From: N. Miller (anonymous_at_discussions.microsoft.com)
Date: 07/27/04


Date: Tue, 27 Jul 2004 14:32:35 -0700

In article <73907F2E-1366-49F7-93DD-B7C9B9860A09@microsoft.com>, =?Utf-8?B?
Q2hyaXM=?= says...

> I recieved an e-mail from what appeared to be a valid Microsoft address,
> "dodtam@microsoft.com" notifying me about an up coming critical security
> patch. The message was titled "Microsoft Security Response Center
> Bulletin Release MS04-025" and looked very official. The mail stated that
> Microsoft would be releasing a critical update on Monday 26 July, however
> there is no information that I can find here at Microsoft regarding this,
> and any search performed on the internet yields Norwegain or Asian sites,
> and no real information. I suspect this is a ruse and false information,
> and as a Security Technician for the Fed I need to investigate and confirm
> its validity.

> If anybody has seen this or can confirm whether its real or not, I would
> greatly appreciate it!

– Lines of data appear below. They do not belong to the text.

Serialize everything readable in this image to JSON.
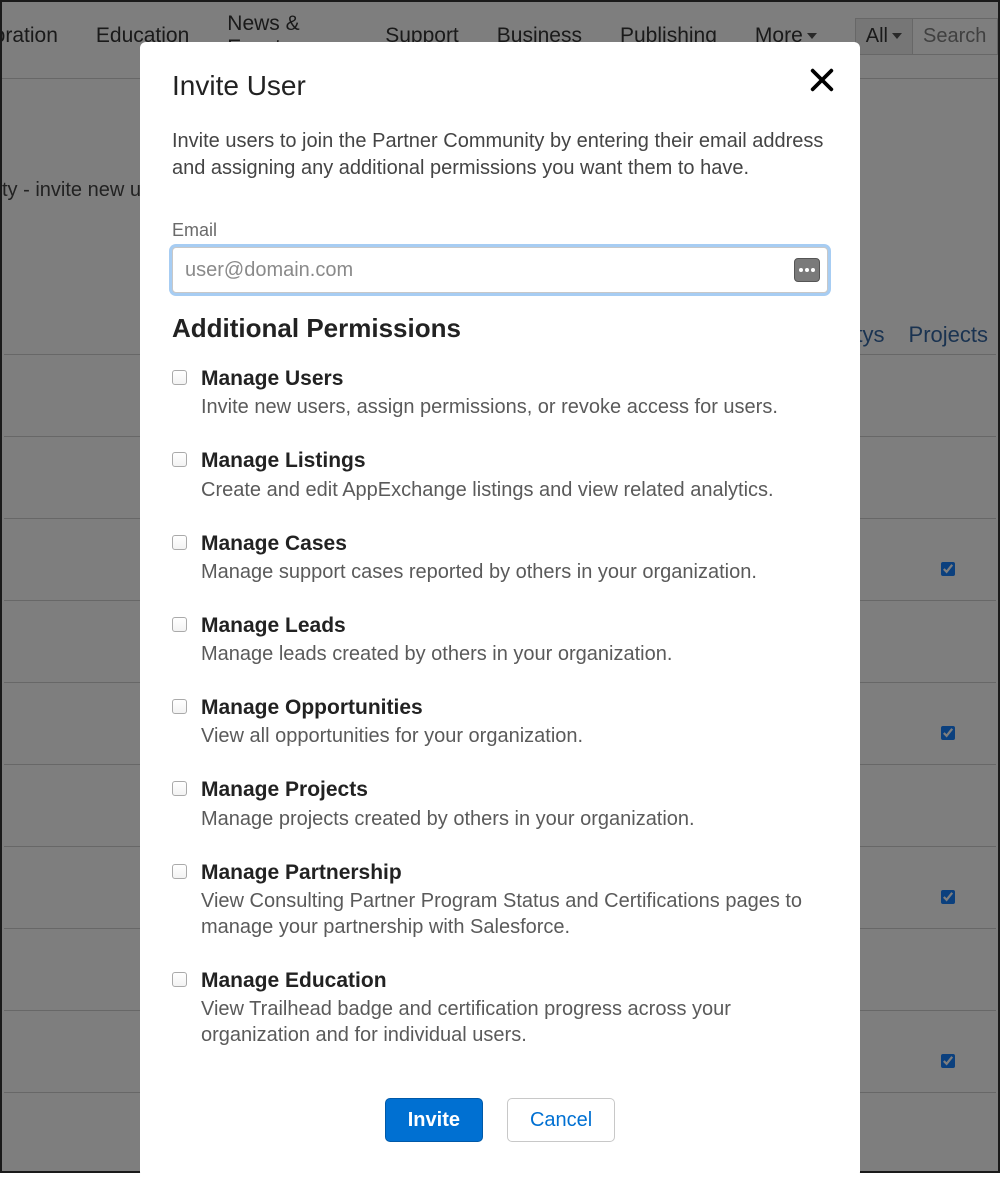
{
  "nav": {
    "items": [
      "boration",
      "Education",
      "News & Events",
      "Support",
      "Business",
      "Publishing"
    ],
    "more": "More",
    "all": "All",
    "search_placeholder": "Search..."
  },
  "background": {
    "title_frag": "ty - invite new u",
    "tabs": [
      "ptys",
      "Projects"
    ],
    "checks": [
      false,
      true,
      false,
      true,
      false,
      true,
      false,
      true,
      false
    ]
  },
  "modal": {
    "title": "Invite User",
    "description": "Invite users to join the Partner Community by entering their email address and assigning any additional permissions you want them to have.",
    "email_label": "Email",
    "email_placeholder": "user@domain.com",
    "section_heading": "Additional Permissions",
    "invite_label": "Invite",
    "cancel_label": "Cancel"
  },
  "permissions": [
    {
      "title": "Manage Users",
      "desc": "Invite new users, assign permissions, or revoke access for users."
    },
    {
      "title": "Manage Listings",
      "desc": "Create and edit AppExchange listings and view related analytics."
    },
    {
      "title": "Manage Cases",
      "desc": "Manage support cases reported by others in your organization."
    },
    {
      "title": "Manage Leads",
      "desc": "Manage leads created by others in your organization."
    },
    {
      "title": "Manage Opportunities",
      "desc": "View all opportunities for your organization."
    },
    {
      "title": "Manage Projects",
      "desc": "Manage projects created by others in your organization."
    },
    {
      "title": "Manage Partnership",
      "desc": "View Consulting Partner Program Status and Certifications pages to manage your partnership with Salesforce."
    },
    {
      "title": "Manage Education",
      "desc": "View Trailhead badge and certification progress across your organization and for individual users."
    }
  ]
}
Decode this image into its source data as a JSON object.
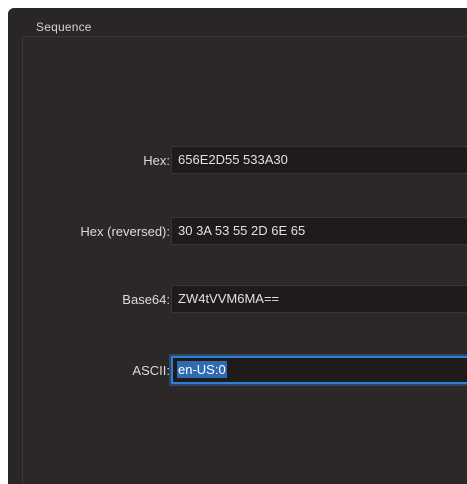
{
  "group": {
    "title": "Sequence"
  },
  "fields": {
    "hex": {
      "label": "Hex:",
      "value": "656E2D55 533A30"
    },
    "hex_reversed": {
      "label": "Hex (reversed):",
      "value": "30 3A 53 55 2D 6E 65"
    },
    "base64": {
      "label": "Base64:",
      "value": "ZW4tVVM6MA=="
    },
    "ascii": {
      "label": "ASCII:",
      "value": "en-US:0"
    }
  },
  "colors": {
    "background": "#2a2626",
    "field_background": "#1f1b1b",
    "focus_ring": "#2f7fd6",
    "selection": "#2f6bb0"
  }
}
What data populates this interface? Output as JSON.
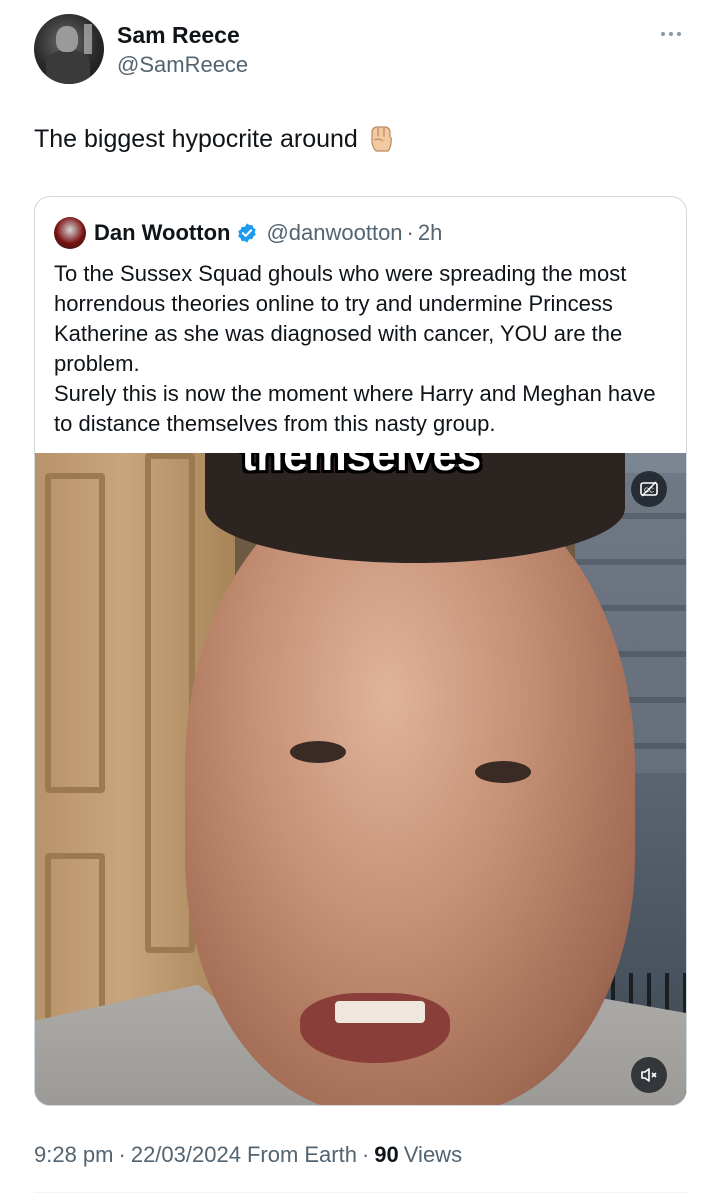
{
  "author": {
    "name": "Sam Reece",
    "handle": "@SamReece"
  },
  "tweet": {
    "text": "The biggest hypocrite around",
    "emoji": "raised-fist-icon"
  },
  "quoted_tweet": {
    "name": "Dan Wootton",
    "handle": "@danwootton",
    "separator": "·",
    "time": "2h",
    "verified": true,
    "paragraphs": [
      "To the Sussex Squad ghouls who were spreading the most horrendous theories online to try and undermine Princess Katherine as she was diagnosed with cancer, YOU are the problem.",
      "Surely this is now the moment where Harry and Meghan have to distance themselves from this nasty group."
    ],
    "media": {
      "caption": "themselves",
      "cc_icon": "closed-captions-icon",
      "mute_icon": "volume-muted-icon"
    }
  },
  "meta": {
    "time": "9:28 pm",
    "sep1": "·",
    "date": "22/03/2024",
    "source": "From Earth",
    "sep2": "·",
    "views_count": "90",
    "views_label": "Views"
  },
  "colors": {
    "text": "#0f1419",
    "secondary": "#536471",
    "border": "#cfd9de",
    "verified": "#1d9bf0"
  }
}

First question, does it end with a PGP signature? I receive MSFT bulletins,
and they come with a PGP signature. They publish their public key on the
MSFT site, somewhere, so you could validate it it that way. I find it hard
to imagine that some malicious cretin would have access to their private key
in order to phony up such a bulletin.

My last bulletin, received on July 13, was titled "Microsoft Security
Bulletin Summary for July 2004", and included both "Critical Security
Bulletins", and "Important Security Bulletins", numbered MS04-19 through
MS04-24. MS04-25 is the next logical bulletin in the sequence; but, go back
and check that PGP signature. If there is no PGP signature, it is bogus; if
there is such a signature, get the key from the MSFT site and check it.

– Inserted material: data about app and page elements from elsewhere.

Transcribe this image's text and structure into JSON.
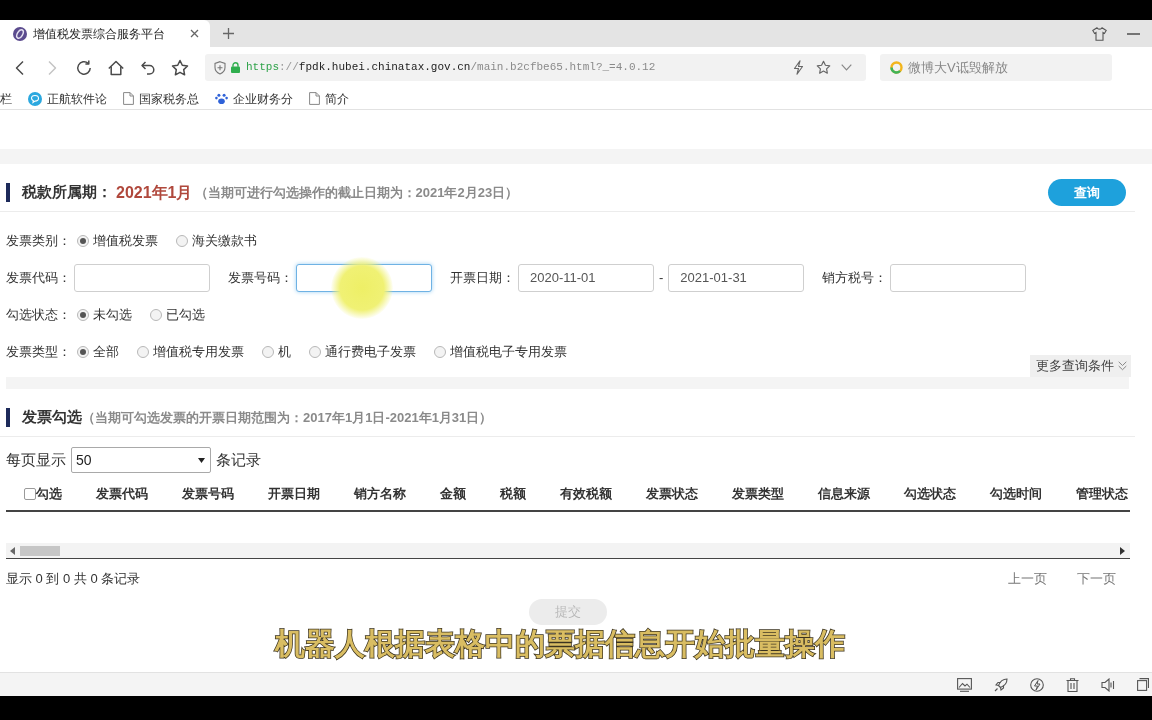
{
  "browser": {
    "tabs": [
      {
        "title": "增值税发票综合服务平台",
        "selected": true
      }
    ],
    "nav_buttons": [
      {
        "kind": "back",
        "disabled": false
      },
      {
        "kind": "forward",
        "disabled": true
      },
      {
        "kind": "reload",
        "disabled": false
      },
      {
        "kind": "home",
        "disabled": false
      },
      {
        "kind": "undo",
        "disabled": false
      },
      {
        "kind": "bookmark",
        "disabled": false
      }
    ],
    "address_bar": {
      "scheme": "https",
      "separator": "://",
      "host": "fpdk.hubei.chinatax.gov.cn",
      "path": "/main.b2cfbe65.html?_=4.0.12"
    },
    "search_box": {
      "placeholder": "微博大V诋毁解放"
    },
    "bookmarks": [
      {
        "kind": "text",
        "label": "栏"
      },
      {
        "kind": "chat",
        "label": "正航软件论"
      },
      {
        "kind": "page",
        "label": "国家税务总"
      },
      {
        "kind": "paw",
        "label": "企业财务分"
      },
      {
        "kind": "page",
        "label": "简介"
      }
    ]
  },
  "tax_period": {
    "label": "税款所属期：",
    "value": "2021年1月",
    "note": "（当期可进行勾选操作的截止日期为：2021年2月23日）",
    "query_button": "查询"
  },
  "filter_rows": [
    {
      "kind": "radio",
      "label": "发票类别：",
      "options": [
        {
          "label": "增值税发票",
          "selected": true
        },
        {
          "label": "海关缴款书",
          "selected": false
        }
      ]
    },
    {
      "kind": "inputs",
      "items": [
        {
          "kind": "field",
          "label": "发票代码：",
          "focused": false
        },
        {
          "kind": "field",
          "label": "发票号码：",
          "focused": true
        },
        {
          "kind": "field",
          "label": "开票日期：",
          "value": "2020-11-01",
          "focused": false
        },
        {
          "kind": "separator",
          "text": "-"
        },
        {
          "kind": "field",
          "value": "2021-01-31",
          "focused": false
        },
        {
          "kind": "field",
          "label": "销方税号：",
          "focused": false
        }
      ]
    },
    {
      "kind": "radio",
      "label": "勾选状态：",
      "options": [
        {
          "label": "未勾选",
          "selected": true
        },
        {
          "label": "已勾选",
          "selected": false
        }
      ]
    },
    {
      "kind": "radio",
      "label": "发票类型：",
      "options": [
        {
          "label": "全部",
          "selected": true
        },
        {
          "label": "增值税专用发票",
          "selected": false
        },
        {
          "label": "机",
          "selected": false
        },
        {
          "label": "通行费电子发票",
          "selected": false
        },
        {
          "label": "增值税电子专用发票",
          "selected": false
        }
      ]
    }
  ],
  "more_conditions_button": "更多查询条件",
  "invoice_selection": {
    "title": "发票勾选",
    "note": "（当期可勾选发票的开票日期范围为：2017年1月1日-2021年1月31日）",
    "page_size": {
      "prefix": "每页显示",
      "value": "50",
      "suffix": "条记录"
    },
    "table": {
      "select_all": {
        "label": "勾选",
        "checked": false
      },
      "columns": [
        "发票代码",
        "发票号码",
        "开票日期",
        "销方名称",
        "金额",
        "税额",
        "有效税额",
        "发票状态",
        "发票类型",
        "信息来源",
        "勾选状态",
        "勾选时间",
        "管理状态"
      ]
    },
    "summary": "显示 0 到 0 共 0 条记录",
    "pager": [
      "上一页",
      "下一页"
    ],
    "submit_button": {
      "label": "提交",
      "disabled": true
    }
  },
  "subtitle": "机器人根据表格中的票据信息开始批量操作"
}
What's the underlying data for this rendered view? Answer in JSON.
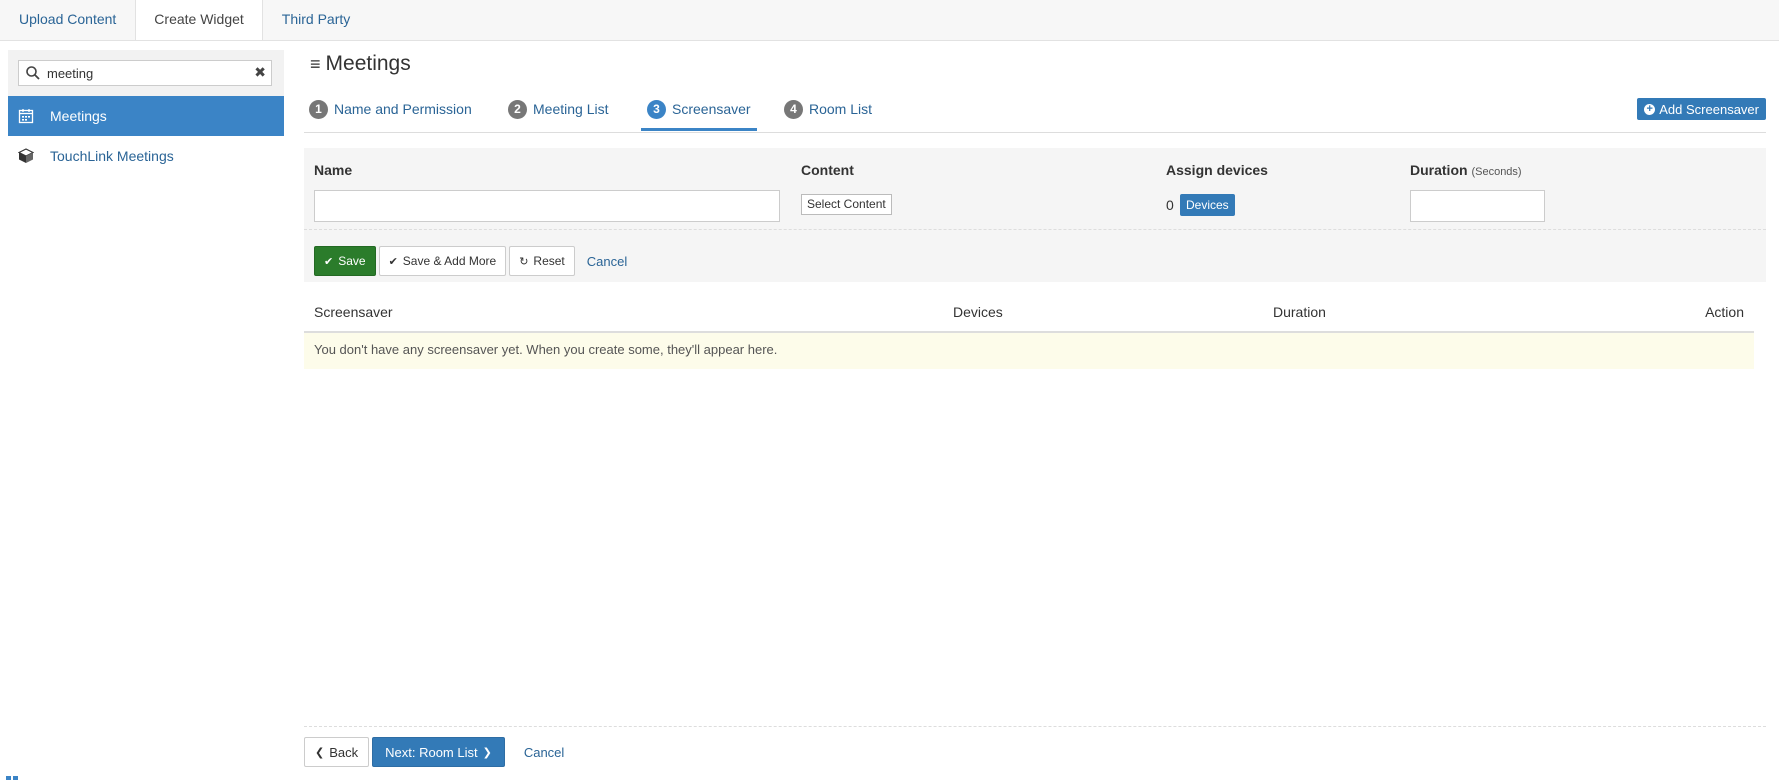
{
  "top_tabs": [
    {
      "label": "Upload Content",
      "active": false
    },
    {
      "label": "Create Widget",
      "active": true
    },
    {
      "label": "Third Party",
      "active": false
    }
  ],
  "sidebar": {
    "search_value": "meeting",
    "items": [
      {
        "label": "Meetings",
        "icon": "calendar-icon",
        "active": true
      },
      {
        "label": "TouchLink Meetings",
        "icon": "cube-icon",
        "active": false
      }
    ]
  },
  "main": {
    "title": "Meetings",
    "steps": [
      {
        "num": "1",
        "label": "Name and Permission"
      },
      {
        "num": "2",
        "label": "Meeting List"
      },
      {
        "num": "3",
        "label": "Screensaver",
        "active": true
      },
      {
        "num": "4",
        "label": "Room List"
      }
    ],
    "add_button_label": "Add Screensaver",
    "form": {
      "name_label": "Name",
      "name_value": "",
      "content_label": "Content",
      "select_content_label": "Select Content",
      "assign_label": "Assign devices",
      "device_count": "0",
      "devices_label": "Devices",
      "duration_label": "Duration",
      "duration_unit": "(Seconds)",
      "duration_value": ""
    },
    "actions": {
      "save": "Save",
      "save_add_more": "Save & Add More",
      "reset": "Reset",
      "cancel": "Cancel"
    },
    "table": {
      "columns": [
        "Screensaver",
        "Devices",
        "Duration",
        "Action"
      ],
      "empty_message": "You don't have any screensaver yet. When you create some, they'll appear here."
    },
    "footer": {
      "back": "Back",
      "next": "Next: Room List",
      "cancel": "Cancel"
    }
  },
  "colors": {
    "accent": "#337ab7",
    "sidebar_active": "#3b84c6",
    "save_green": "#2b7c2b",
    "link": "#2a6496",
    "empty_row_bg": "#fdfcea"
  }
}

Oh, and my last security bulletin came from an MSFT IP address. In fact,
every MSFT Security Bulletin in my collection, back to August 20, 2003
anyway, is from an MSFT IP address.

You should bookmark this url for reference in determination of the
authenticity of an MSFT security bulletin:

http://www.microsoft.com/security/incident/authenticate_mail.mspx

Oh, did I mention the PGP signature at the end of the message? MSFT
publishes their bulletins with a PGP. They use a private key, which should
only be known to them. You can get their public key by following the link on
the above url; look in the section titled, "The message is digitally
signed."

-- 
Norman
~Win dain a lotica, En vai tu ri, Si lo ta
~Fin dein a loluca, En dragu a sei lain
~Vi fa-ru les shutai am, En riga-lint